=== What to do ===
From the first entry to the last, copy the material exactly as it stands.

=== Supplied records ===
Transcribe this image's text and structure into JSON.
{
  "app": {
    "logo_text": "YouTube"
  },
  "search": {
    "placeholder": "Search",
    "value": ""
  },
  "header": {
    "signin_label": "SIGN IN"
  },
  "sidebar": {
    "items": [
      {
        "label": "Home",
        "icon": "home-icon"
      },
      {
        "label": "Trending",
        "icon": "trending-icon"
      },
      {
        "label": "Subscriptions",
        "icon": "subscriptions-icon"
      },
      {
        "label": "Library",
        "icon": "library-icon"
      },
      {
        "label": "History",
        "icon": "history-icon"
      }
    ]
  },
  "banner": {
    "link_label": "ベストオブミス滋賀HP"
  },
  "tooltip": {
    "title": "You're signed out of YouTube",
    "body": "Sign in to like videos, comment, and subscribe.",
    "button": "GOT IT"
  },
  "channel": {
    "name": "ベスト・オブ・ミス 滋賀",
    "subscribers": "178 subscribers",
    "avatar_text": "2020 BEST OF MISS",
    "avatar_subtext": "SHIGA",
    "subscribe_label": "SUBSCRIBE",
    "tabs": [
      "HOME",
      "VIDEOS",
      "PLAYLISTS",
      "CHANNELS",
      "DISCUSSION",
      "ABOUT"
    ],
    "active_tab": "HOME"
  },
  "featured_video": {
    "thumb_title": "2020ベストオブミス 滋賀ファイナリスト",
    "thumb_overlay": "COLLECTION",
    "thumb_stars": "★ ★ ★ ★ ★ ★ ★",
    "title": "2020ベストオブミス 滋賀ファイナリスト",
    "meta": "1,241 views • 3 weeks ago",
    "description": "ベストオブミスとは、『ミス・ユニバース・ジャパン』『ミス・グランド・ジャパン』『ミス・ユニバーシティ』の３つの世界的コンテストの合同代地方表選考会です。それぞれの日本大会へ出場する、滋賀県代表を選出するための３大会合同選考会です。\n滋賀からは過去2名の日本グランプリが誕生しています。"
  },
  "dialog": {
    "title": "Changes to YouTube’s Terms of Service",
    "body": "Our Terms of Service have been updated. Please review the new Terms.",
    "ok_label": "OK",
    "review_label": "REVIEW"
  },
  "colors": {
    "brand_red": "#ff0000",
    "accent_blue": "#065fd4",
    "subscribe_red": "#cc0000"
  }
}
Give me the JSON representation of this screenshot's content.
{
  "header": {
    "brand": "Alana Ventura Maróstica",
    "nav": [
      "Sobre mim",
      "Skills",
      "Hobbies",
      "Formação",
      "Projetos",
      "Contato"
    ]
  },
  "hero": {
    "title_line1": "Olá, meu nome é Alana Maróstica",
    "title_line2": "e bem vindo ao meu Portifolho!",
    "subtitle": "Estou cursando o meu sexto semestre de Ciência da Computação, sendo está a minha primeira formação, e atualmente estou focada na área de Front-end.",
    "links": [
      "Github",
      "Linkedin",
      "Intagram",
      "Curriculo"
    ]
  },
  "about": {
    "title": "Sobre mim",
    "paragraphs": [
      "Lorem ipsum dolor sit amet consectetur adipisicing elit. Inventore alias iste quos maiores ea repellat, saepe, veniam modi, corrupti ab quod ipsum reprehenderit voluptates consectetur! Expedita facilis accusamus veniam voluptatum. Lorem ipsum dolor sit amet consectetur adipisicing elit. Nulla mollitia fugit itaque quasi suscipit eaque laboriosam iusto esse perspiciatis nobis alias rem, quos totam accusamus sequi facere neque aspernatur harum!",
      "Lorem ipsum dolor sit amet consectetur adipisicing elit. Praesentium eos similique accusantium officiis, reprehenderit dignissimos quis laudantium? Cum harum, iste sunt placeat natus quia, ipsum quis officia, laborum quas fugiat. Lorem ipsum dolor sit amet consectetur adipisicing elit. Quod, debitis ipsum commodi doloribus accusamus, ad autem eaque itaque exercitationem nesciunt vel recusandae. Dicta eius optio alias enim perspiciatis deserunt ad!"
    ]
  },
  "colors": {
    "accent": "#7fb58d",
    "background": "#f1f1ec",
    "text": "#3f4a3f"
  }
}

=== Expected answer ===
Transcribe this image's text and structure into JSON.
{
  "app": {
    "logo_text": "YouTube"
  },
  "search": {
    "placeholder": "Search",
    "value": ""
  },
  "header": {
    "signin_label": "SIGN IN"
  },
  "sidebar": {
    "items": [
      {
        "label": "Home",
        "icon": "home-icon"
      },
      {
        "label": "Trending",
        "icon": "trending-icon"
      },
      {
        "label": "Subscriptions",
        "icon": "subscriptions-icon"
      },
      {
        "label": "Library",
        "icon": "library-icon"
      },
      {
        "label": "History",
        "icon": "history-icon"
      }
    ]
  },
  "banner": {
    "link_label": "ベストオブミス滋賀HP"
  },
  "tooltip": {
    "title": "You're signed out of YouTube",
    "body": "Sign in to like videos, comment, and subscribe.",
    "button": "GOT IT"
  },
  "channel": {
    "name": "ベスト・オブ・ミス 滋賀",
    "subscribers": "178 subscribers",
    "avatar_text": "2020 BEST OF MISS",
    "avatar_subtext": "SHIGA",
    "subscribe_label": "SUBSCRIBE",
    "tabs": [
      "HOME",
      "VIDEOS",
      "PLAYLISTS",
      "CHANNELS",
      "DISCUSSION",
      "ABOUT"
    ],
    "active_tab": "HOME"
  },
  "featured_video": {
    "thumb_title": "2020ベストオブミス 滋賀ファイナリスト",
    "thumb_overlay": "COLLECTION",
    "thumb_stars": "★ ★ ★ ★ ★ ★ ★",
    "title": "2020ベストオブミス 滋賀ファイナリスト",
    "meta": "1,241 views • 3 weeks ago",
    "description": "ベストオブミスとは、『ミス・ユニバース・ジャパン』『ミス・グランド・ジャパン』『ミス・ユニバーシティ』の３つの世界的コンテストの合同代地方表選考会です。それぞれの日本大会へ出場する、滋賀県代表を選出するための３大会合同選考会です。\n滋賀からは過去2名の日本グランプリが誕生しています。"
  },
  "dialog": {
    "title": "Changes to YouTube’s Terms of Service",
    "body": "Our Terms of Service have been updated. Please review the new Terms.",
    "ok_label": "OK",
    "review_label": "REVIEW"
  },
  "colors": {
    "brand_red": "#ff0000",
    "accent_blue": "#065fd4",
    "subscribe_red": "#cc0000"
  }
}
Give me the JSON representation of this screenshot's content.
{
  "header": {
    "brand": "Alana Ventura Maróstica",
    "nav": [
      "Sobre mim",
      "Skills",
      "Hobbies",
      "Formação",
      "Projetos",
      "Contato"
    ]
  },
  "hero": {
    "title_line1": "Olá, meu nome é Alana Maróstica",
    "title_line2": "e bem vindo ao meu Portifolho!",
    "subtitle": "Estou cursando o meu sexto semestre de Ciência da Computação, sendo está a minha primeira formação, e atualmente estou focada na área de Front-end.",
    "links": [
      "Github",
      "Linkedin",
      "Intagram",
      "Curriculo"
    ]
  },
  "about": {
    "title": "Sobre mim",
    "paragraphs": [
      "Lorem ipsum dolor sit amet consectetur adipisicing elit. Inventore alias iste quos maiores ea repellat, saepe, veniam modi, corrupti ab quod ipsum reprehenderit voluptates consectetur! Expedita facilis accusamus veniam voluptatum. Lorem ipsum dolor sit amet consectetur adipisicing elit. Nulla mollitia fugit itaque quasi suscipit eaque laboriosam iusto esse perspiciatis nobis alias rem, quos totam accusamus sequi facere neque aspernatur harum!",
      "Lorem ipsum dolor sit amet consectetur adipisicing elit. Praesentium eos similique accusantium officiis, reprehenderit dignissimos quis laudantium? Cum harum, iste sunt placeat natus quia, ipsum quis officia, laborum quas fugiat. Lorem ipsum dolor sit amet consectetur adipisicing elit. Quod, debitis ipsum commodi doloribus accusamus, ad autem eaque itaque exercitationem nesciunt vel recusandae. Dicta eius optio alias enim perspiciatis deserunt ad!"
    ]
  },
  "colors": {
    "accent": "#7fb58d",
    "background": "#f1f1ec",
    "text": "#3f4a3f"
  }
}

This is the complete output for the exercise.